How do we approach a fight or an argument? Whether it’s through our particular mindset, or influenced by morals, a personality type (aggressive extrovert vs. conflict avoiding introvert), and how might left or right-handedness affect your choices — and abilities (you mean my brain might be naturally wired for violence?) And a nifty look at the strategies used in the crazy UK game show, Golden Balls.



I loved this one where the guys puzzle over when and why kids stopped being afraid of quicksand, which used to be horror movies’ go-to terror. Carlton Cuse (Lost, The Strain, Bates Motel) stops in to chat, and…uh, there are apparently people who like to have sex in the stuff.



The sometimes upsetting story of how and why the Galpagos tortoise nearly became extinct, and extreme measures taken to bring their numbers back up. Goats, and finches and pirates…oh my! (Note: My family listened to this together in the car, and it does involve some necessary but bothersome killing of another species.
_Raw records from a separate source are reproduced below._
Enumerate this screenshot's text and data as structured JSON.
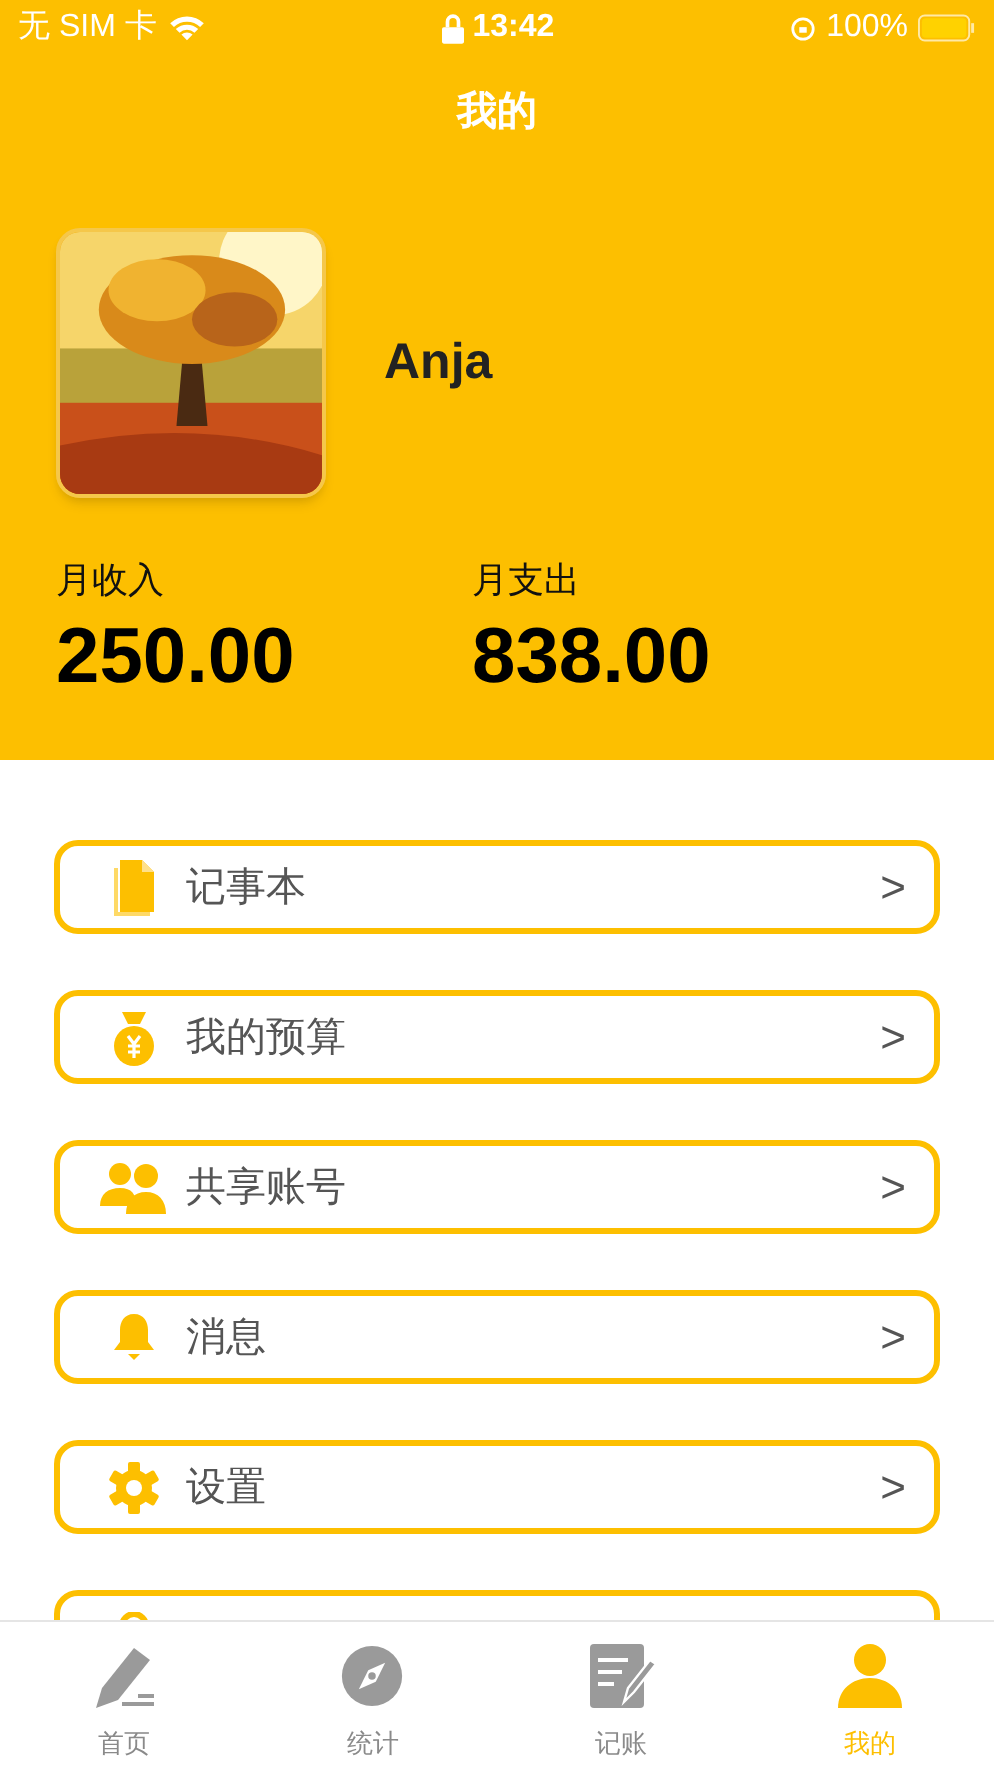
{
  "status_bar": {
    "carrier": "无 SIM 卡",
    "time": "13:42",
    "battery": "100%"
  },
  "title": "我的",
  "profile": {
    "name": "Anja"
  },
  "stats": [
    {
      "label": "月收入",
      "value": "250.00"
    },
    {
      "label": "月支出",
      "value": "838.00"
    }
  ],
  "menu": [
    {
      "kind": "link",
      "label": "记事本",
      "arrow": ">"
    },
    {
      "kind": "link",
      "label": "我的预算",
      "arrow": ">"
    },
    {
      "kind": "link",
      "label": "共享账号",
      "arrow": ">"
    },
    {
      "kind": "link",
      "label": "消息",
      "arrow": ">"
    },
    {
      "kind": "link",
      "label": "设置",
      "arrow": ">"
    },
    {
      "kind": "link"
    }
  ],
  "tabs": [
    {
      "label": "首页",
      "selected": false
    },
    {
      "label": "统计",
      "selected": false
    },
    {
      "label": "记账",
      "selected": false
    },
    {
      "label": "我的",
      "selected": true
    }
  ]
}
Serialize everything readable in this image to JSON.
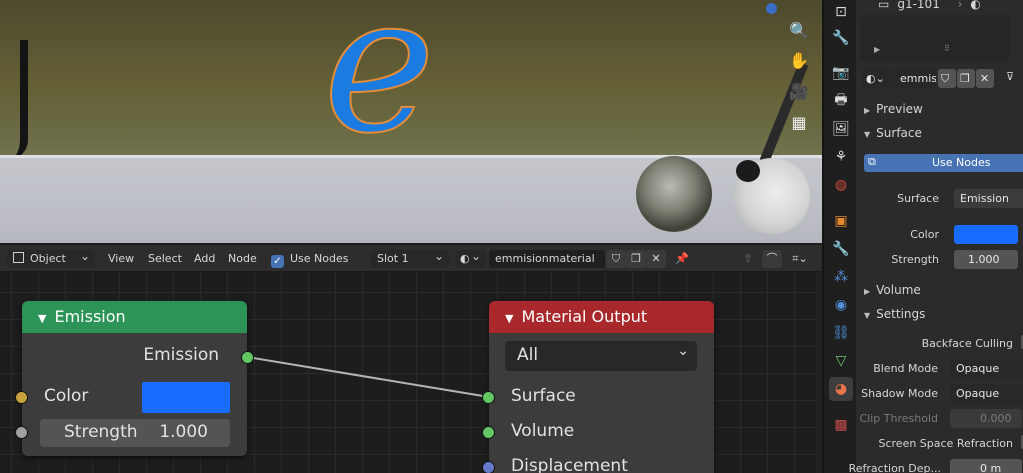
{
  "viewport": {
    "letter": "e",
    "nav_icons": [
      "zoom-icon",
      "hand-icon",
      "camera-icon",
      "grid-icon"
    ]
  },
  "node_header": {
    "mode": "Object",
    "menus": [
      "View",
      "Select",
      "Add",
      "Node"
    ],
    "use_nodes_label": "Use Nodes",
    "use_nodes_checked": true,
    "slot": "Slot 1",
    "material_name": "emmisionmaterial"
  },
  "emission_node": {
    "title": "Emission",
    "output_label": "Emission",
    "color_label": "Color",
    "color_value": "#1a6bff",
    "strength_label": "Strength",
    "strength_value": "1.000",
    "header_color": "#2d9457"
  },
  "output_node": {
    "title": "Material Output",
    "target": "All",
    "inputs": [
      "Surface",
      "Volume",
      "Displacement"
    ],
    "header_color": "#a8282c"
  },
  "properties": {
    "object_name": "g1-101",
    "material_short": "emmis",
    "sections": {
      "preview": "Preview",
      "surface": "Surface",
      "volume": "Volume",
      "settings": "Settings"
    },
    "use_nodes_button": "Use Nodes",
    "surface_label": "Surface",
    "surface_value": "Emission",
    "color_label": "Color",
    "color_value": "#1a6bff",
    "strength_label": "Strength",
    "strength_value": "1.000",
    "backface_label": "Backface Culling",
    "blend_label": "Blend Mode",
    "blend_value": "Opaque",
    "shadow_label": "Shadow Mode",
    "shadow_value": "Opaque",
    "clip_label": "Clip Threshold",
    "clip_value": "0.000",
    "ssr_label": "Screen Space Refraction",
    "refr_label": "Refraction Dep...",
    "refr_value": "0 m"
  }
}
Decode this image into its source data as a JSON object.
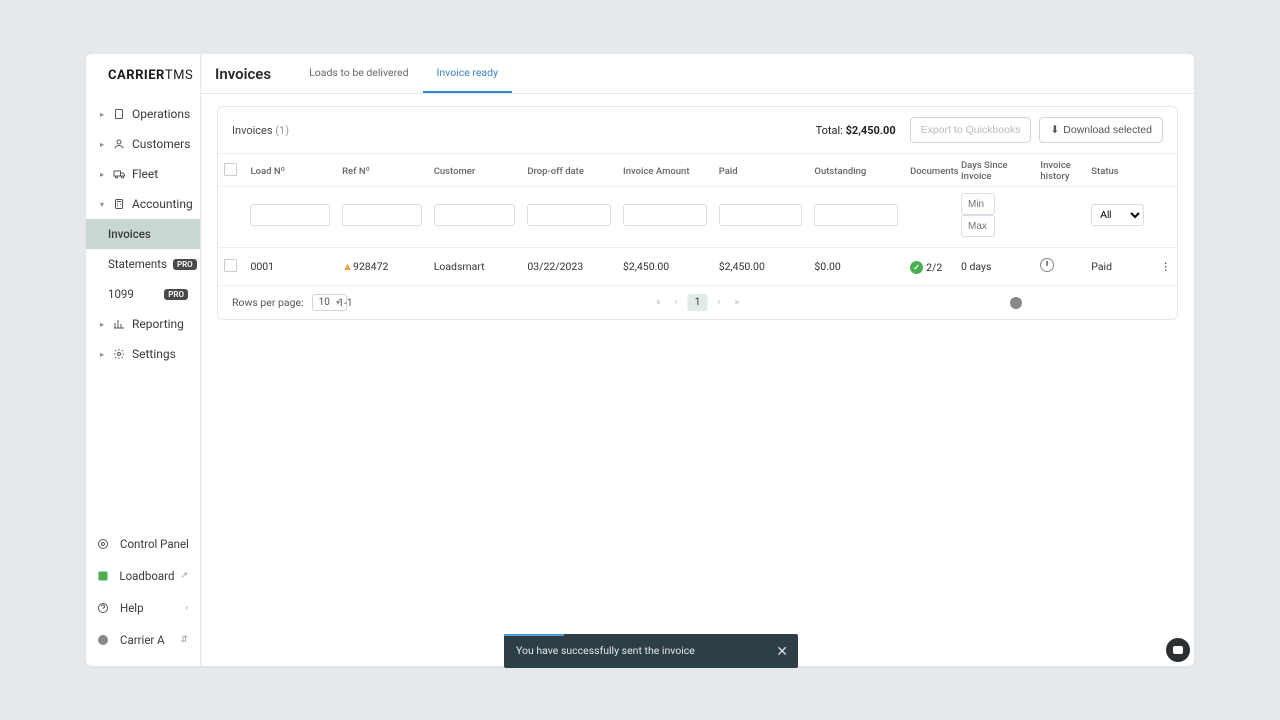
{
  "brand": {
    "name": "CARRIER",
    "suffix": "TMS"
  },
  "sidebar": {
    "items": [
      {
        "label": "Operations"
      },
      {
        "label": "Customers"
      },
      {
        "label": "Fleet"
      },
      {
        "label": "Accounting"
      },
      {
        "label": "Invoices"
      },
      {
        "label": "Statements",
        "badge": "PRO"
      },
      {
        "label": "1099",
        "badge": "PRO"
      },
      {
        "label": "Reporting"
      },
      {
        "label": "Settings"
      }
    ],
    "bottom": [
      {
        "label": "Control Panel"
      },
      {
        "label": "Loadboard"
      },
      {
        "label": "Help"
      },
      {
        "label": "Carrier A"
      }
    ]
  },
  "header": {
    "title": "Invoices",
    "tabs": [
      {
        "label": "Loads to be delivered"
      },
      {
        "label": "Invoice ready"
      }
    ]
  },
  "panel": {
    "title": "Invoices",
    "count": "(1)",
    "total_label": "Total:",
    "total_value": "$2,450.00",
    "export_btn": "Export to Quickbooks",
    "download_btn": "Download selected"
  },
  "columns": {
    "load": "Load Nº",
    "ref": "Ref Nº",
    "customer": "Customer",
    "dropoff": "Drop-off date",
    "amount": "Invoice Amount",
    "paid": "Paid",
    "outstanding": "Outstanding",
    "documents": "Documents",
    "days": "Days Since Invoice",
    "history": "Invoice history",
    "status": "Status"
  },
  "filters": {
    "min": "Min",
    "max": "Max",
    "status_all": "All"
  },
  "row": {
    "load": "0001",
    "ref": "928472",
    "customer": "Loadsmart",
    "dropoff": "03/22/2023",
    "amount": "$2,450.00",
    "paid": "$2,450.00",
    "outstanding": "$0.00",
    "documents": "2/2",
    "days": "0 days",
    "status": "Paid"
  },
  "pagination": {
    "rows_label": "Rows per page:",
    "page_size": "10",
    "range": "1-1",
    "current": "1"
  },
  "toast": {
    "message": "You have successfully sent the invoice"
  }
}
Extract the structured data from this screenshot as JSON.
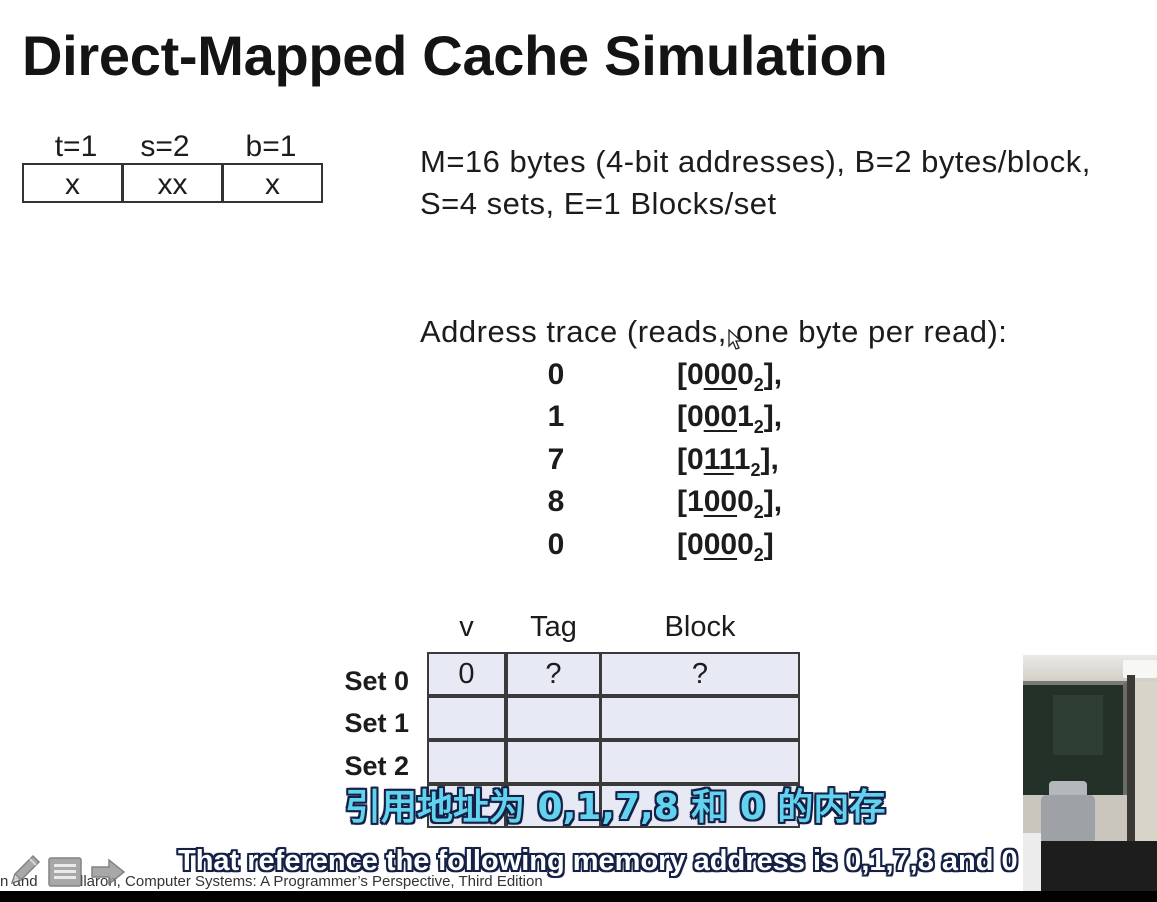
{
  "slide": {
    "title": "Direct-Mapped Cache Simulation",
    "address_fields": [
      {
        "label": "t=1",
        "value": "x"
      },
      {
        "label": "s=2",
        "value": "xx"
      },
      {
        "label": "b=1",
        "value": "x"
      }
    ],
    "params": {
      "line1": "M=16 bytes (4-bit addresses), B=2 bytes/block,",
      "line2": "S=4 sets, E=1 Blocks/set"
    },
    "trace": {
      "heading": "Address trace (reads, one byte per read):",
      "rows": [
        {
          "address": "0",
          "open": "[0",
          "set_bits": "00",
          "last": "0",
          "base": "2",
          "end": "],"
        },
        {
          "address": "1",
          "open": "[0",
          "set_bits": "00",
          "last": "1",
          "base": "2",
          "end": "],"
        },
        {
          "address": "7",
          "open": "[0",
          "set_bits": "11",
          "last": "1",
          "base": "2",
          "end": "],"
        },
        {
          "address": "8",
          "open": "[1",
          "set_bits": "00",
          "last": "0",
          "base": "2",
          "end": "],"
        },
        {
          "address": "0",
          "open": "[0",
          "set_bits": "00",
          "last": "0",
          "base": "2",
          "end": "]"
        }
      ]
    },
    "cache": {
      "headers": {
        "valid": "v",
        "tag": "Tag",
        "block": "Block"
      },
      "sets": [
        {
          "label": "Set 0",
          "v": "0",
          "tag": "?",
          "block": "?"
        },
        {
          "label": "Set 1"
        },
        {
          "label": "Set 2"
        }
      ]
    },
    "citation": {
      "part1": "n and",
      "part2": "llaron, Computer Systems: A Programmer’s Perspective, Third Edition"
    }
  },
  "subtitles": {
    "zh": "引用地址为 0,1,7,8 和 0 的内存",
    "en": "That reference the following memory address is 0,1,7,8 and 0"
  },
  "player_controls": [
    {
      "icon": "pen-icon"
    },
    {
      "icon": "slides-menu-icon"
    },
    {
      "icon": "next-slide-arrow-icon"
    }
  ],
  "colors": {
    "title": "#141414",
    "text": "#1c1c1c",
    "table_fill": "#e7eaf4",
    "table_border": "#3a3a3a",
    "subtitle_zh": "#62d3ee",
    "subtitle_outline": "#142046",
    "subtitle_en": "#ffffff",
    "bottom_bar": "#000000"
  }
}
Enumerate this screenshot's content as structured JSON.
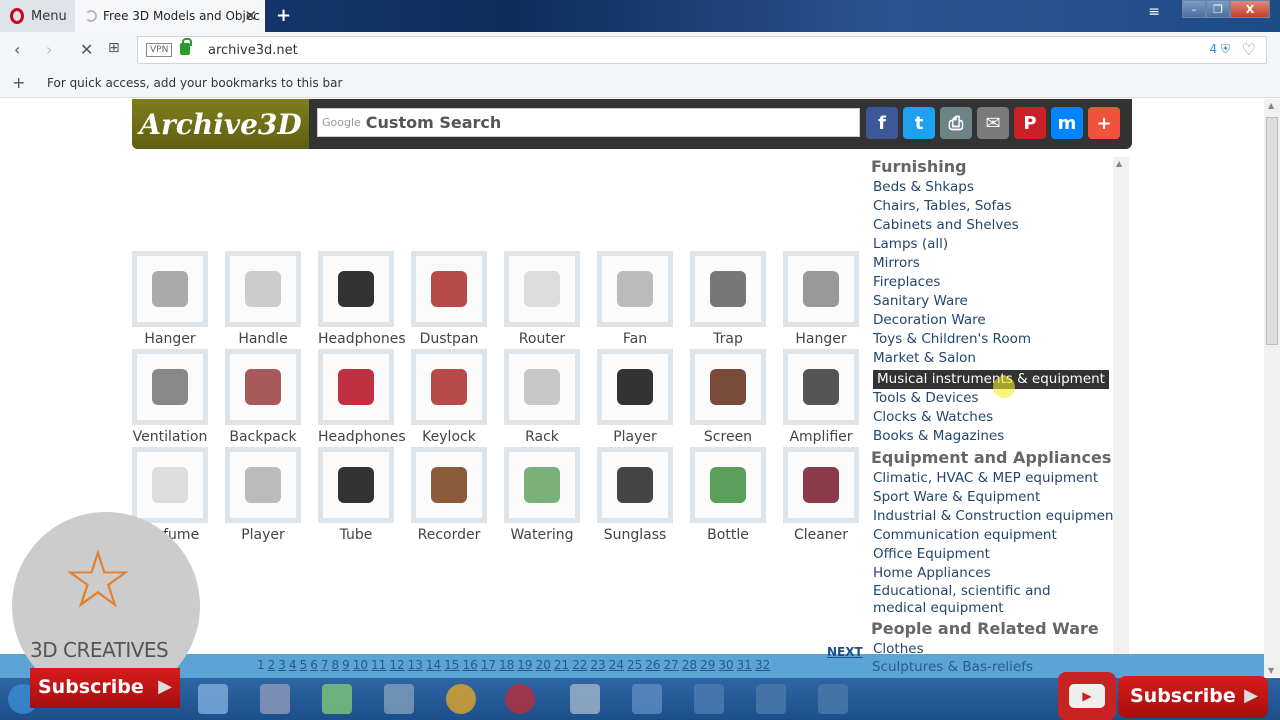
{
  "browser": {
    "menu_label": "Menu",
    "tab_title": "Free 3D Models and Objec",
    "url": "archive3d.net",
    "vpn_label": "VPN",
    "blocked_count": "4",
    "bookmarks_hint": "For quick access, add your bookmarks to this bar"
  },
  "site": {
    "logo": "Archive3D",
    "search_brand": "Google",
    "search_placeholder": "Custom Search",
    "social": [
      {
        "name": "facebook",
        "glyph": "f",
        "color": "#3b5998"
      },
      {
        "name": "twitter",
        "glyph": "t",
        "color": "#1da1f2"
      },
      {
        "name": "print",
        "glyph": "⎙",
        "color": "#6d8486"
      },
      {
        "name": "email",
        "glyph": "✉",
        "color": "#7b7b7b"
      },
      {
        "name": "pinterest",
        "glyph": "P",
        "color": "#cb2027"
      },
      {
        "name": "messenger",
        "glyph": "m",
        "color": "#0084ff"
      },
      {
        "name": "more",
        "glyph": "+",
        "color": "#f0523b"
      }
    ]
  },
  "models": [
    {
      "label": "Hanger",
      "color": "#aaa"
    },
    {
      "label": "Handle",
      "color": "#ccc"
    },
    {
      "label": "Headphones",
      "color": "#333"
    },
    {
      "label": "Dustpan",
      "color": "#b74a4a"
    },
    {
      "label": "Router",
      "color": "#ddd"
    },
    {
      "label": "Fan",
      "color": "#bbb"
    },
    {
      "label": "Trap",
      "color": "#777"
    },
    {
      "label": "Hanger",
      "color": "#999"
    },
    {
      "label": "Ventilation",
      "color": "#888"
    },
    {
      "label": "Backpack",
      "color": "#a85a5a"
    },
    {
      "label": "Headphones",
      "color": "#c03040"
    },
    {
      "label": "Keylock",
      "color": "#b94a4a"
    },
    {
      "label": "Rack",
      "color": "#c8c8c8"
    },
    {
      "label": "Player",
      "color": "#333"
    },
    {
      "label": "Screen",
      "color": "#7a4a3a"
    },
    {
      "label": "Amplifier",
      "color": "#555"
    },
    {
      "label": "Perfume",
      "color": "#ddd"
    },
    {
      "label": "Player",
      "color": "#bbb"
    },
    {
      "label": "Tube",
      "color": "#333"
    },
    {
      "label": "Recorder",
      "color": "#8a5a3a"
    },
    {
      "label": "Watering",
      "color": "#7ab07a"
    },
    {
      "label": "Sunglass",
      "color": "#444"
    },
    {
      "label": "Bottle",
      "color": "#5aa05a"
    },
    {
      "label": "Cleaner",
      "color": "#8a3a4a"
    }
  ],
  "sidebar": {
    "groups": [
      {
        "title": "Furnishing",
        "items": [
          "Beds & Shkaps",
          "Chairs, Tables, Sofas",
          "Cabinets and Shelves",
          "Lamps (all)",
          "Mirrors",
          "Fireplaces",
          "Sanitary Ware",
          "Decoration Ware",
          "Toys & Children's Room",
          "Market & Salon",
          "Musical instruments & equipment",
          "Tools & Devices",
          "Clocks & Watches",
          "Books & Magazines"
        ]
      },
      {
        "title": "Equipment and Appliances",
        "items": [
          "Climatic, HVAC & MEP equipment",
          "Sport Ware & Equipment",
          "Industrial & Construction equipment",
          "Communication equipment",
          "Office Equipment",
          "Home Appliances",
          "Educational, scientific and medical equipment"
        ]
      },
      {
        "title": "People and Related Ware",
        "items": [
          "Clothes"
        ]
      }
    ],
    "hovered_item": "Musical instruments & equipment",
    "partial_item": "Sculptures & Bas-reliefs"
  },
  "pagination": {
    "current": "1",
    "pages": [
      "1",
      "2",
      "3",
      "4",
      "5",
      "6",
      "7",
      "8",
      "9",
      "10",
      "11",
      "12",
      "13",
      "14",
      "15",
      "16",
      "17",
      "18",
      "19",
      "20",
      "21",
      "22",
      "23",
      "24",
      "25",
      "26",
      "27",
      "28",
      "29",
      "30",
      "31",
      "32"
    ],
    "next_label": "NEXT"
  },
  "overlay": {
    "brand": "3D CREATIVES",
    "subscribe_label": "Subscribe"
  }
}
If you’re an animal lover, this one may prove too much for you — or children.

“Poop Train”


NYC: How much human waste accumulates in a New York day, and where does all the poop go? Do you really want to know? YES. (Maybe don’t listen during lunch?) The boys go on a walking tour, discovering how and where Manhattan’s waste is processed; “spookily similar to what happens in our own stomachs.” Then things get emotional…



Speaking of emotional, this one really got to me. A family with two young children picks up and moves to a new state; almost immediately their younger son’s behavior begins to change. They chalk it up to the move until things degrade to the point they have to take him to the doctor, who gives the parents a diagnoses they don’t want to hear. In an almost unbelievable bit of magic (Disney), the parents find a way to reconnect with the boy they knew — but does that mean anything for other kids with the same diagnosis? Probably not.



Fascinating discussion on how and why men, women and other species perceive color differently, and the distinctions between the way creatures experience it. Don’t even get me started on those mantis shrimp.

“The Bitter End”


Ask most people what kind of life-saving measures they would want performed, and the answers given by “regular folk” vs. physicians are markedly different. Why? Listening to this one might change your answers.

Since Radiolab has been on air since 2002, there’s a plethora of episodes to work your way through; a little something for everyone.

Cindy Davis, (Twitter)